The post-World War II spread of communism can be attributed to a number of different factors. Firstly, the Soviet Union's ultimate success in driving Axis forces out of its territory naturally led to Soviet armies crossing into the nations of Eastern Europe. This included nations that had been conquered by Nazi Germany - Poland and Czechoslovakia - and nations that had chosen to become the allies of Nazi Germany - Bulgaria, Hungary, Romania. Following the end of World War II in Europe in May, 1945, with Soviet troops occupying these countries, as well as the Eastern half of Germany, the Soviet dictator, Joseph Stalin, made certain that communist governments took control of these nations, so that all of Eastern Europe became communist.

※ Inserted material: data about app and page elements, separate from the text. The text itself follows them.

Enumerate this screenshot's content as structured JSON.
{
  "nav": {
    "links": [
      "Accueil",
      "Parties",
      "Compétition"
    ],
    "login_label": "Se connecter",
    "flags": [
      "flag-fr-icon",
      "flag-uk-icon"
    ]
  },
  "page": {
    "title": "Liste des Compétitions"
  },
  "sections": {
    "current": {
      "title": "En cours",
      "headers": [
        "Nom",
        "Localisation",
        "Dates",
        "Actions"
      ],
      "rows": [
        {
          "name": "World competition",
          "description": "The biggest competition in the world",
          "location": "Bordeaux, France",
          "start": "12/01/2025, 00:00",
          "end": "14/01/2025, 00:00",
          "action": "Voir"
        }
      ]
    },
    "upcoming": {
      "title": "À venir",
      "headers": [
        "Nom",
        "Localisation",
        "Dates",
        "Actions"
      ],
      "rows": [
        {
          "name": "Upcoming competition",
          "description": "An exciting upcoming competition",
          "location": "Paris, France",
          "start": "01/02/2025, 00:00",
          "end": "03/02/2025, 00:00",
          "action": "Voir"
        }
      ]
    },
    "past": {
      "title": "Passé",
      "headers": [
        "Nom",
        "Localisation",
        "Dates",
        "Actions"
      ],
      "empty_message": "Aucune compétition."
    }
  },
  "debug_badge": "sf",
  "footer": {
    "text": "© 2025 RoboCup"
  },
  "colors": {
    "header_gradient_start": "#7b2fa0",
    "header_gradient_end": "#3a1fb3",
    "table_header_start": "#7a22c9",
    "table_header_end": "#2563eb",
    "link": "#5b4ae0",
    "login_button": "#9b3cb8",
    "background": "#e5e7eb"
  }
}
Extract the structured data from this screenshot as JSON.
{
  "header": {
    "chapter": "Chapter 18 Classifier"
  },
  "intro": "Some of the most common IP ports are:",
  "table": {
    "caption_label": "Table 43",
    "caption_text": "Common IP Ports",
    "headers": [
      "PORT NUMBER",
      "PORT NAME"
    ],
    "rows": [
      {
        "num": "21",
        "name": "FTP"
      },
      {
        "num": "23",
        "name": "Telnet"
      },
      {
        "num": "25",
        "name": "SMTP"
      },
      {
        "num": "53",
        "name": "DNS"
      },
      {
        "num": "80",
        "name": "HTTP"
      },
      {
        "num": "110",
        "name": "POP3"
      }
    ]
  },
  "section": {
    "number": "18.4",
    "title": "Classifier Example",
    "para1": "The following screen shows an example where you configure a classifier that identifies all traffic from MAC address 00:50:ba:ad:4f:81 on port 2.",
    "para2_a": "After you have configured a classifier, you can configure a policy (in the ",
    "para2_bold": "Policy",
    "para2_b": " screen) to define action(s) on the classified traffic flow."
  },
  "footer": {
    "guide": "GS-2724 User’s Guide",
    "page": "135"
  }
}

In Asia, beginning in the 1920s, there had been an ongoing civil war in China between Chinese Communists, led by Mao Zedong, and the anti-communist government, led by Chiang Kai-shek. This civil war was interrupted by the invasion of China by Imperial Japan in 1937. But once Japan was defeated and forced to surrender to the U.S. and its allies in September, 1945, the civil war in China between communists and anti-communists broke out once more. By 1949, only four years after the end of World War II, Mao Zedong's communist forces had gained complete control over continental China (Chiang Kai-shek's anti-communist government was forced to retreat to the island of Taiwan, located off the coast of China).
Thus, because of the outcome of World War II in Eastern Europe and the outcome of the civil war in China, only a few years after the end of World War II communism had spread far beyond the borders of the Soviet Union.
Conflict between those who believed in communism and those who opposed communism - essentially those who practiced capitalism - was guaranteed by the basic ideology of communism. Communist ideology argued that humanity could only achieve perfect justice and happiness when capitalism was destroyed and replaced by the communist system in which there would be no private property - everything would b e shared equally by everyone, so that there would be no divide between rich and poor. The government of the Soviet Union, the puppet communist governments of Eastern Europe controlled by the Soviet Union, and the Chinese government under Mao Zedong were all, more or less, dedicated to replacing the capitalist system throughout the rest of the world through the violent destruction of non-communist governments everywhere.
This tied in with a third factor in the immediate post-World War II world. A combination of the promotion of the ideals of liberty by the United States during its war against the Axis powers (Nazi Germany, Fascist Italy, and Imperial Japan) and the damage caused by the war to the major European nations that possessed overseas empire - particularly France and Great Britain, but also the Netherlands - resulted in the achievement of independence by a large number of nations in the 'Third World / Developing World', particularly in Africa and Asia. While some colonies were given their independence voluntarily by their European rulers - Great Britain voluntarily handed over control in India-Pakistan - in many African and Asian colonies, the native peoples had to fight wars to win their independence (not unlike our own thirteen colonies in 1776). These anti-colonial movements needed money and weapons to wage their wars against the forces of European nations such as France. The Soviet Union and Communist China saw this as an opportunity to spread communism and enthusiastically provided anti-colonial movements in the 'Third World / Developing World' with the money and weapons they needed, along with advisers to teach their troops how to wage war.
It's easy to see why capitalist nations, particularly the Western democracies of Europe and the U.S., were upset about the spread of communism. As explained above, communism was dedicated to their destruction. In only a few years after the end of World War II all of Eastern Europe and China had become communist and there were communists seeking to take control of former European colonies in Africa and Asia. It seemed to the western capitalist democracies that, unless it was stopped, communism would achieve its goal of taking over the world.